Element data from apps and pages

================

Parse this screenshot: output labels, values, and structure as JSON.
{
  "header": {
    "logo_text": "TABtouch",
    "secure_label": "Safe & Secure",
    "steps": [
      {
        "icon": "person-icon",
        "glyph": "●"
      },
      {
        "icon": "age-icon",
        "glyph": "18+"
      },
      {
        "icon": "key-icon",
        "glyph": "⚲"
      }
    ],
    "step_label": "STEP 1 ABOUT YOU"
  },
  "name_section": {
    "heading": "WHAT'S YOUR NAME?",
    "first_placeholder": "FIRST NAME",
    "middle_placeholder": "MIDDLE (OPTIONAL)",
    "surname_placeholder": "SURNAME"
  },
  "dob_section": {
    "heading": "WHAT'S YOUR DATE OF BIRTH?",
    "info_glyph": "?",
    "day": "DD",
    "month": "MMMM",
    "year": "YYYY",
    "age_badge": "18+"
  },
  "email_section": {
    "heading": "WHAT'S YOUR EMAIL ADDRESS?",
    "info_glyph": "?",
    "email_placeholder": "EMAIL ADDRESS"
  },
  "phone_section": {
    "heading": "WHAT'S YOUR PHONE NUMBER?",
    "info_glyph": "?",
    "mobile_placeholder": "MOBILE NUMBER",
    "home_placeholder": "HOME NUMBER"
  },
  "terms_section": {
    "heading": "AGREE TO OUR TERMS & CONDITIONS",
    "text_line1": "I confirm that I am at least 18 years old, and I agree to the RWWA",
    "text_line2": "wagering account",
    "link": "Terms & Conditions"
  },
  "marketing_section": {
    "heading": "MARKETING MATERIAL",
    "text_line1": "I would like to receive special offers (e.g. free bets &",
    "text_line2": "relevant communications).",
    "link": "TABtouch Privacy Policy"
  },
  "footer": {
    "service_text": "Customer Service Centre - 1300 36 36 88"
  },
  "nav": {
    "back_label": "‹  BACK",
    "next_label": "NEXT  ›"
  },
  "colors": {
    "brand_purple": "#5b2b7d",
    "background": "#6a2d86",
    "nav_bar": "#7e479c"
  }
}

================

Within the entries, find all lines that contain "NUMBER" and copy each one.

    "heading": "WHAT'S YOUR PHONE NUMBER?",
    "mobile_placeholder": "MOBILE NUMBER",
    "home_placeholder": "HOME NUMBER"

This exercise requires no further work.